I'd read some good reviews of Bad Feminist (2014) by Roxane Gay, and I usually enjoy feminist books. They give me a refreshing and different perspective from what I often face at work. I especially enjoy reading about real-life stories that I can relate to and small, concrete ideas to make things better. I've really enjoyed the other feminist books I've read , and I was looking forward to this one.

Unfortunately, this book wasn't what I was expecting, and I ended up being disappointed. If I had paid more attention, I probably would have realized before I started reading that this was not a coherent book, but a series of unconnected essays, written at different times. The book felt like it was all over the place. I couldn't figure out if it was a memoir of Gay's experiences or an academic look at women in literature and film. It went from a story of competitive scrabble to discussions of the role of women in books that I hadn't read.

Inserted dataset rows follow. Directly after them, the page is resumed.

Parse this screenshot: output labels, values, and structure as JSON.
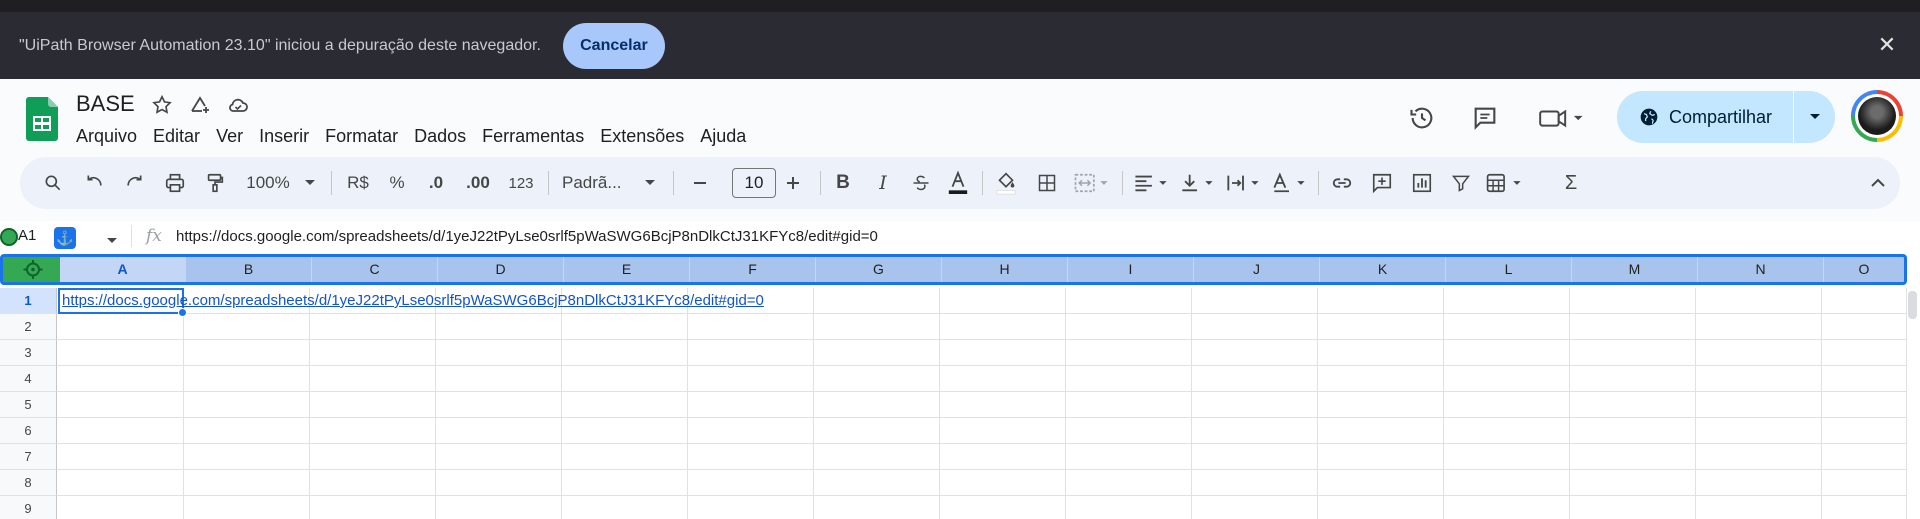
{
  "infobar": {
    "message": "\"UiPath Browser Automation 23.10\" iniciou a depuração deste navegador.",
    "cancel_label": "Cancelar",
    "close_icon": "close-icon"
  },
  "document": {
    "title": "BASE"
  },
  "menu": [
    "Arquivo",
    "Editar",
    "Ver",
    "Inserir",
    "Formatar",
    "Dados",
    "Ferramentas",
    "Extensões",
    "Ajuda"
  ],
  "share": {
    "label": "Compartilhar"
  },
  "toolbar": {
    "zoom": "100%",
    "currency": "R$",
    "percent": "%",
    "dec_decrease": ".0",
    "dec_increase": ".00",
    "format_more": "123",
    "font": "Padrã...",
    "font_size": "10"
  },
  "formula_bar": {
    "name_box": "A1",
    "fx": "fx",
    "content": "https://docs.google.com/spreadsheets/d/1yeJ22tPyLse0srlf5pWaSWG6BcjP8nDlkCtJ31KFYc8/edit#gid=0"
  },
  "grid": {
    "columns": [
      "A",
      "B",
      "C",
      "D",
      "E",
      "F",
      "G",
      "H",
      "I",
      "J",
      "K",
      "L",
      "M",
      "N",
      "O"
    ],
    "rows": [
      "1",
      "2",
      "3",
      "4",
      "5",
      "6",
      "7",
      "8",
      "9"
    ],
    "cell_a1": "https://docs.google.com/spreadsheets/d/1yeJ22tPyLse0srlf5pWaSWG6BcjP8nDlkCtJ31KFYc8/edit#gid=0",
    "selected_cell": "A1"
  },
  "colors": {
    "accent": "#1a73e8",
    "share_bg": "#c2e7ff",
    "sheets_green": "#0f9d58",
    "infobar_bg": "#2b2b33"
  }
}
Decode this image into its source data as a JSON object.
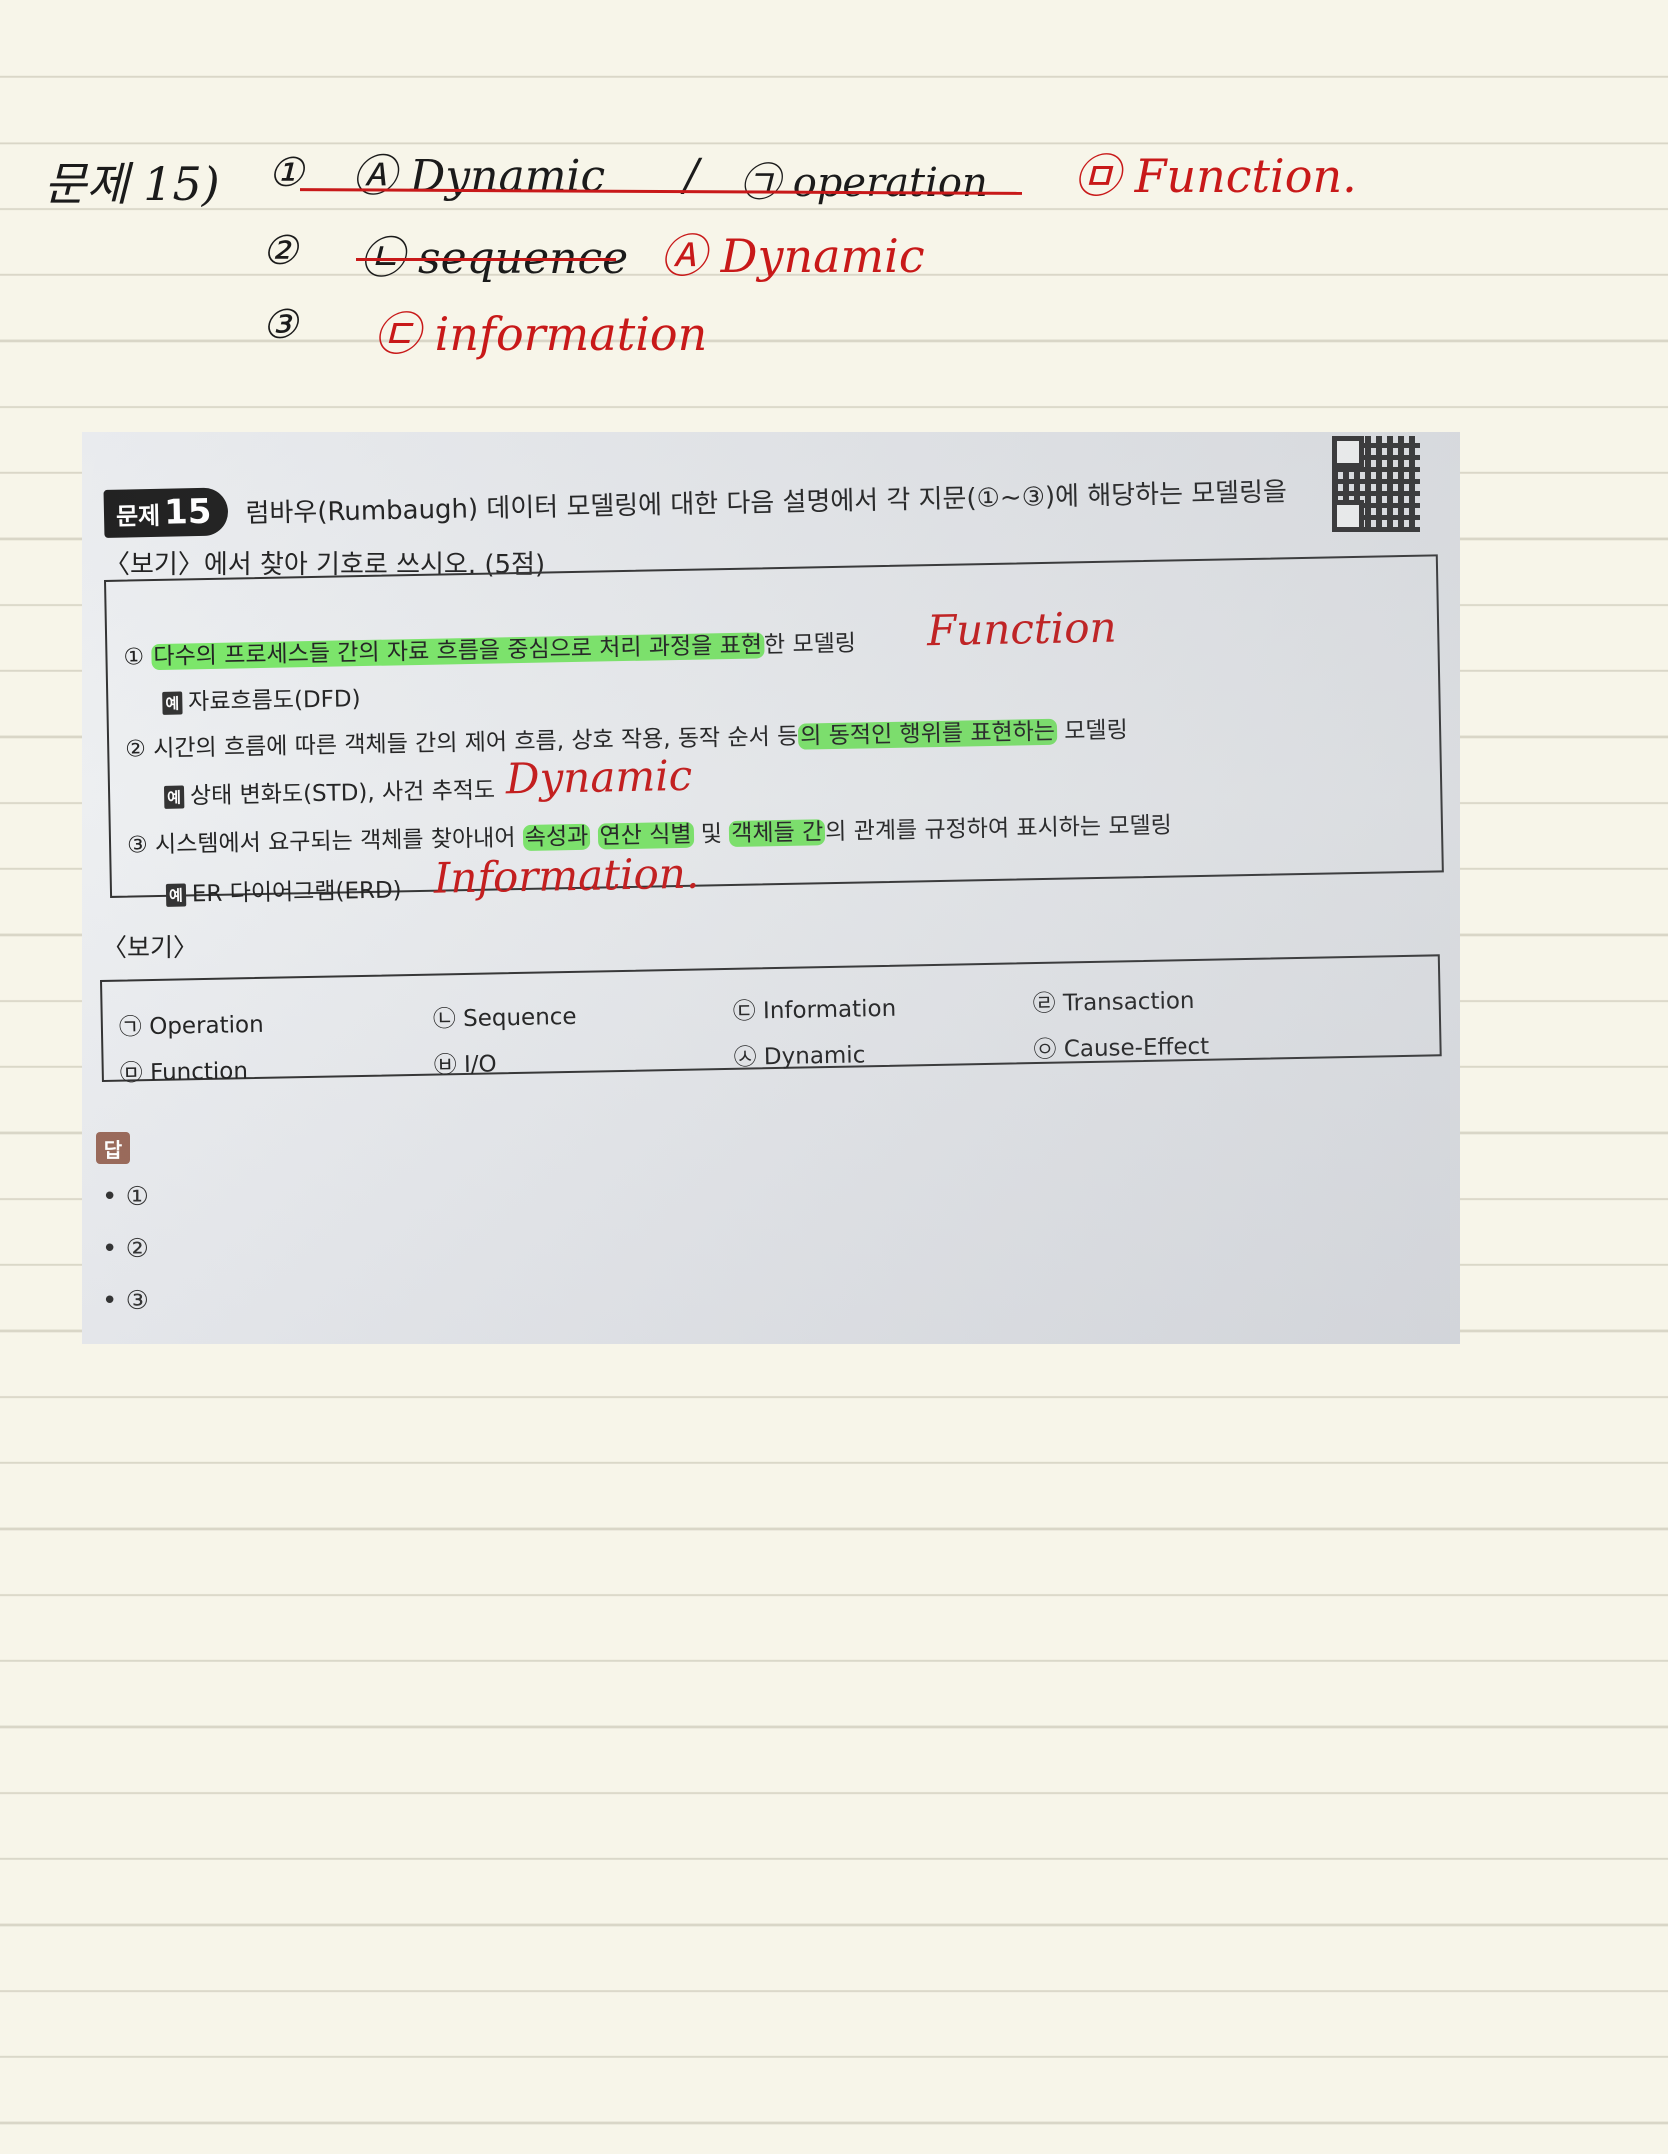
{
  "notes": {
    "prefix": "문제 15)",
    "n1": "①",
    "n1_struck": "Ⓐ Dynamic",
    "n1_slash": "/",
    "n1_struck2": "㉠ operation",
    "n1_answer": "㉤ Function.",
    "n2": "②",
    "n2_struck": "㉡ sequence",
    "n2_answer": "Ⓐ Dynamic",
    "n3": "③",
    "n3_answer": "㉢ information"
  },
  "question": {
    "badge_label": "문제",
    "badge_number": "15",
    "line1": "럼바우(Rumbaugh) 데이터 모델링에 대한 다음 설명에서 각 지문(①~③)에 해당하는 모델링을",
    "line2": "〈보기〉에서 찾아 기호로 쓰시오. (5점)",
    "items": [
      {
        "num": "①",
        "hl": "다수의 프로세스들 간의 자료 흐름을 중심으로 처리 과정을 표현",
        "rest": "한 모델링",
        "ex_tag": "예",
        "example": "자료흐름도(DFD)",
        "annotation": "Function"
      },
      {
        "num": "②",
        "pre": "시간의 흐름에 따른 객체들 간의 제어 흐름, 상호 작용, 동작 순서 등",
        "hl": "의 동적인 행위를 표현하는",
        "rest": " 모델링",
        "ex_tag": "예",
        "example": "상태 변화도(STD), 사건 추적도",
        "annotation": "Dynamic"
      },
      {
        "num": "③",
        "pre": "시스템에서 요구되는 객체를 찾아내어 ",
        "hl1": "속성과",
        "mid1": " ",
        "hl2": "연산 식별",
        "mid2": " 및 ",
        "hl3": "객체들 간",
        "rest": "의 관계를 규정하여 표시하는 모델링",
        "ex_tag": "예",
        "example": "ER 다이어그램(ERD)",
        "annotation": "Information."
      }
    ]
  },
  "bogi": {
    "label": "〈보기〉",
    "options": [
      "㉠ Operation",
      "㉡ Sequence",
      "㉢ Information",
      "㉣ Transaction",
      "㉤ Function",
      "㉥ I/O",
      "㉦ Dynamic",
      "㉧ Cause-Effect"
    ]
  },
  "answer": {
    "badge": "답",
    "lines": [
      "• ①",
      "• ②",
      "• ③"
    ]
  },
  "colors": {
    "paper": "#f7f5e9",
    "rule": "#d9d6c7",
    "ink_red": "#c81919",
    "highlight": "#7ce86a"
  }
}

Fortunately, as I read, Gay began to take on books and films that I was familiar with, which made the reading much more interesting. This helped, but it still didn't do much for me. I'd either agree with her immediately, like her discussion of Django Unchained, but then I wondered why I needed to read pages and pages of discussion when I felt like she was pointing out the obvious. Another movie that earned Gay's criticism was Twelve Years a Slave. And, again, I agreed with her up to a point. Gay complains that the majority of stories about Black people involve slavery and suffering. In addition, Gay did not like that Patsey's suffering was used to fill the narrative of Solomon's story. Again, I agree with her up to a point. We do need more films like Love and Basketball that show different stories, but I don't think attacking Twelve Years a Slave, a well-done and true story, is the answer. When I read Twelve Years a Slave, Patsey's story was the most memorable and heartbreaking. Patsey was not in a position to record her tragedy and I'm glad that Solomon Northup remembered her.

I understand that literature and film are reflections of our society and how women and minorities' stories are told in these mediums are important. But I'd rather read discussions about what's actually happening in the real world. That being said, I'd never seen any Tyler Perry movies, so I did find Gay's discussion of them both interesting and enlightening.

Although Bad Feminist was not what I was expecting, and I was, admittedly, disappointed, I was still impressed by Gay's honesty and insight. I found her interesting, and I probably would have enjoyed the book much more if it had been more of a memoir than a literature review.

"There are times when I wish finding community was as simple as entering some personal information and letting an algorithm show me where I belong." (14)

"On my more difficult days, I'm not sure what's more of a pain in my ass--being black or being a woman." (16)

"I thought he was going to throw the table over. Male anger makes me intensely uncomfortable, so I tried to sit very still and hoped the uncomfortable moment would pass quickly." (39)